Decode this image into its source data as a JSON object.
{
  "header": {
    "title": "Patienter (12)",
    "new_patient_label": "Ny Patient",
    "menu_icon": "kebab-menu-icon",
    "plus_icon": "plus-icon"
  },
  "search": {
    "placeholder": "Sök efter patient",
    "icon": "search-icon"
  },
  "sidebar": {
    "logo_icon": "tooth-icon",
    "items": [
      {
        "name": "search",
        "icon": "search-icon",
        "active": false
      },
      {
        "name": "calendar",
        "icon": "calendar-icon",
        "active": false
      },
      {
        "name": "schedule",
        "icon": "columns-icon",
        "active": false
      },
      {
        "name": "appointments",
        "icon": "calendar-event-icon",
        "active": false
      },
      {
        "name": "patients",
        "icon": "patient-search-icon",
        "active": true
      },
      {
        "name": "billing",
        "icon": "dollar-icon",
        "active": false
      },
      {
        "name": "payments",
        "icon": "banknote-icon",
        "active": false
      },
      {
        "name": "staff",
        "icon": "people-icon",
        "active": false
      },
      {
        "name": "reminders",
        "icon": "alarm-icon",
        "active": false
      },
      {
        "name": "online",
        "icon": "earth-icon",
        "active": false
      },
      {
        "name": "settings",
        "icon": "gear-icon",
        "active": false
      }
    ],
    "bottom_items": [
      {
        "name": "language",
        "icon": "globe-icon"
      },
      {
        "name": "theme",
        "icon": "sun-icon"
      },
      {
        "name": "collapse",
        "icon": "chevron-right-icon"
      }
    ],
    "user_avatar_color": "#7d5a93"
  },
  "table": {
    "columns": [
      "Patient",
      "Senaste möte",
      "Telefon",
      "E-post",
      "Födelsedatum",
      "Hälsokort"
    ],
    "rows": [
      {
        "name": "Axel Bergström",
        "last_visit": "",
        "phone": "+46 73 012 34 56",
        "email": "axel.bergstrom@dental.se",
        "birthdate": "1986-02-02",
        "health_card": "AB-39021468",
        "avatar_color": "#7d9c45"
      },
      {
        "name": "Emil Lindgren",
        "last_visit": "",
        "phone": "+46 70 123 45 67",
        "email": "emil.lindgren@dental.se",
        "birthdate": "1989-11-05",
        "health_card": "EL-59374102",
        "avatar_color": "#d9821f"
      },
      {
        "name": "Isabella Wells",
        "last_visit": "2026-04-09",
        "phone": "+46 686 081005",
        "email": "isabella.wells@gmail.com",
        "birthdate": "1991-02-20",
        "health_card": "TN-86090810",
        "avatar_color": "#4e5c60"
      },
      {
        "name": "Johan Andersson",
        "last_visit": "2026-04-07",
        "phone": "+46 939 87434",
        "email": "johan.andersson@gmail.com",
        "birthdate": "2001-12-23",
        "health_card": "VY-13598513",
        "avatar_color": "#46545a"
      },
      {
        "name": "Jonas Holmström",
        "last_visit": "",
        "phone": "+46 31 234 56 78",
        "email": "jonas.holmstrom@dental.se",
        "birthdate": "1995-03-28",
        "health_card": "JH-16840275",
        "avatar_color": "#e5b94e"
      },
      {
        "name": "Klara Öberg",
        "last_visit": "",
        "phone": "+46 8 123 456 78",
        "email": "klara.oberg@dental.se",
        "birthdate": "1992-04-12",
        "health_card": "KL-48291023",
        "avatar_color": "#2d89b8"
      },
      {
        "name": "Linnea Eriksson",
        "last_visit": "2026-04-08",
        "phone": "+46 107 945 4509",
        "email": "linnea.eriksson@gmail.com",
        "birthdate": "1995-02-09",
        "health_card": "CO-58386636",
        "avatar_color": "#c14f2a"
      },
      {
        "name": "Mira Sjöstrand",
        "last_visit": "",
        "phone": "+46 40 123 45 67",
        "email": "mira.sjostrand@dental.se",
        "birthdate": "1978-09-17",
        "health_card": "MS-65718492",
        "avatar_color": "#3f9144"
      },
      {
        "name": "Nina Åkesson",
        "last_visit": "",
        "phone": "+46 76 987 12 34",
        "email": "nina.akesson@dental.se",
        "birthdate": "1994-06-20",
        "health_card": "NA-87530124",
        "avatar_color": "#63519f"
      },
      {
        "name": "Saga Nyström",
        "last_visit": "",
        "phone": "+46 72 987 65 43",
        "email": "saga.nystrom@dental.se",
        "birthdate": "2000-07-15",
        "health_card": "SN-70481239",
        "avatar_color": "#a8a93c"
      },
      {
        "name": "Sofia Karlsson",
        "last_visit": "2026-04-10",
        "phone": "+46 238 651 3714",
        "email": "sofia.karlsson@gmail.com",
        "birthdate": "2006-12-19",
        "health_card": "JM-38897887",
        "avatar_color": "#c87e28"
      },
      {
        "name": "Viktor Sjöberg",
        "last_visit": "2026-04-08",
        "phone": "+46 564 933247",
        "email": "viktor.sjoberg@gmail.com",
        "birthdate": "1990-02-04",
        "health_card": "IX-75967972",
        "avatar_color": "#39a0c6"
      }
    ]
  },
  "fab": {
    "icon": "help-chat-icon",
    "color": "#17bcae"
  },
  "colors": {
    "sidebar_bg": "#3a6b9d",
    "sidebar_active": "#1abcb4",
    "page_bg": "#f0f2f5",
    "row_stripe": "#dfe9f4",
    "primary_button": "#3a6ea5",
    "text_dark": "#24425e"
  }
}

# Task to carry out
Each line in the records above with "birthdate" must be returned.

# Answer to the problem
        "birthdate": "1986-02-02",
        "birthdate": "1989-11-05",
        "birthdate": "1991-02-20",
        "birthdate": "2001-12-23",
        "birthdate": "1995-03-28",
        "birthdate": "1992-04-12",
        "birthdate": "1995-02-09",
        "birthdate": "1978-09-17",
        "birthdate": "1994-06-20",
        "birthdate": "2000-07-15",
        "birthdate": "2006-12-19",
        "birthdate": "1990-02-04",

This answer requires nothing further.